Heroku introduces instant and continuous deployment options combined with something it calls poka-yoke (mistake proof) design philosophy that helps application management by an order. It is amazing to see how easy it is to administer apps.
Not only does Heroku offer easy application deployment options, it also helps you work with third party services or service providers like Amazon (e.g for S3 service if needed) besides aiding simpler access to external services like Twitter using pre-deploy configuration parameters.
Heroku provides the control surfaces available as a CLI, web console or full REST API for managing your app. Role based access, infinite capacity, spin-up growth, easy than easy scaling and granular control of security policies comes naturally to the Heroku platform. How can I miss the Logplex framework used for logging each real-time event that happens in your deployment? This data can be easily mined, observed for gaining fine grained understanding of what went on with your application. You could actually direct logs from other apps to your Logplex.
Heroku calls the app processes Dynos – they are fully-isolated, erosion-resistent processes running on and kept alive by the dyno manifold. Dynos receive web requests from routing, connect to app resources via environment variables, and write output to Logplex.
You can define your application parts with a Procfile and scale the dynos for each component independently.
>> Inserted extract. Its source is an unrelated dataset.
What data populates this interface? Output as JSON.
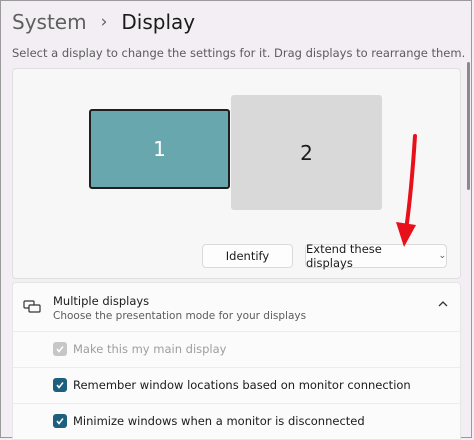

This model allows apps to scale without constant resizing. The incoming web traffic is automatically routed to web dynos, with intelligent distribution of load instantly as your scale increases.